Your task — Leaving out all pictures, return the records word for word.

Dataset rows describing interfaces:
=== Section Start ===

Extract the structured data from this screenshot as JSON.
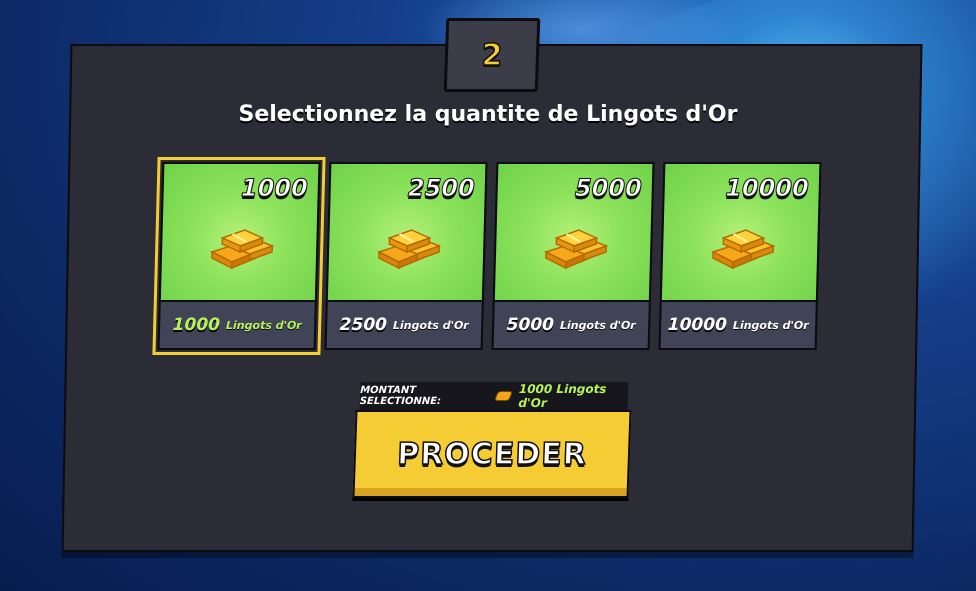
{
  "step": {
    "number": "2"
  },
  "title": "Selectionnez la quantite de Lingots d'Or",
  "cards": [
    {
      "amount": "1000",
      "label_num": "1000",
      "label_unit": "Lingots d'Or",
      "selected": true
    },
    {
      "amount": "2500",
      "label_num": "2500",
      "label_unit": "Lingots d'Or",
      "selected": false
    },
    {
      "amount": "5000",
      "label_num": "5000",
      "label_unit": "Lingots d'Or",
      "selected": false
    },
    {
      "amount": "10000",
      "label_num": "10000",
      "label_unit": "Lingots d'Or",
      "selected": false
    }
  ],
  "selection": {
    "label": "MONTANT SELECTIONNE:",
    "value": "1000 Lingots d'Or"
  },
  "proceed_button": {
    "label": "PROCEDER"
  },
  "colors": {
    "accent_yellow": "#f5cc33",
    "selected_green": "#b7f25c",
    "card_green": "#8be25a",
    "panel": "#2c2c36"
  },
  "icons": {
    "card_icon": "gold-bars-icon",
    "selection_icon": "gold-bar-icon"
  }
}
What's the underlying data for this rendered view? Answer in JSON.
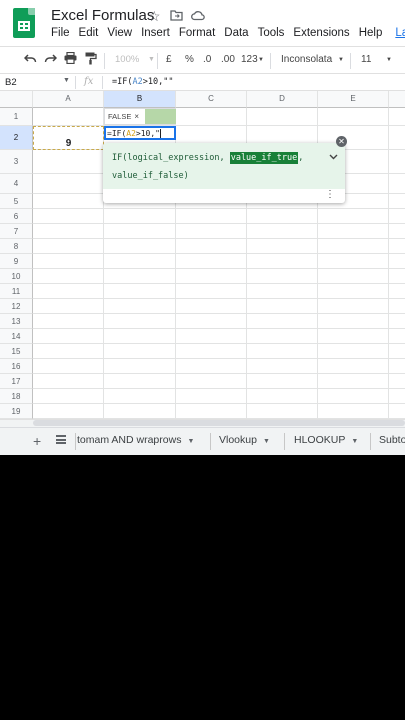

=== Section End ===

Your response —
Extract the structured data from this screenshot as JSON.
{
  "step": {
    "number": "2"
  },
  "title": "Selectionnez la quantite de Lingots d'Or",
  "cards": [
    {
      "amount": "1000",
      "label_num": "1000",
      "label_unit": "Lingots d'Or",
      "selected": true
    },
    {
      "amount": "2500",
      "label_num": "2500",
      "label_unit": "Lingots d'Or",
      "selected": false
    },
    {
      "amount": "5000",
      "label_num": "5000",
      "label_unit": "Lingots d'Or",
      "selected": false
    },
    {
      "amount": "10000",
      "label_num": "10000",
      "label_unit": "Lingots d'Or",
      "selected": false
    }
  ],
  "selection": {
    "label": "MONTANT SELECTIONNE:",
    "value": "1000 Lingots d'Or"
  },
  "proceed_button": {
    "label": "PROCEDER"
  },
  "colors": {
    "accent_yellow": "#f5cc33",
    "selected_green": "#b7f25c",
    "card_green": "#8be25a",
    "panel": "#2c2c36"
  },
  "icons": {
    "card_icon": "gold-bars-icon",
    "selection_icon": "gold-bar-icon"
  }
}
What's the underlying data for this rendered view? Answer in JSON.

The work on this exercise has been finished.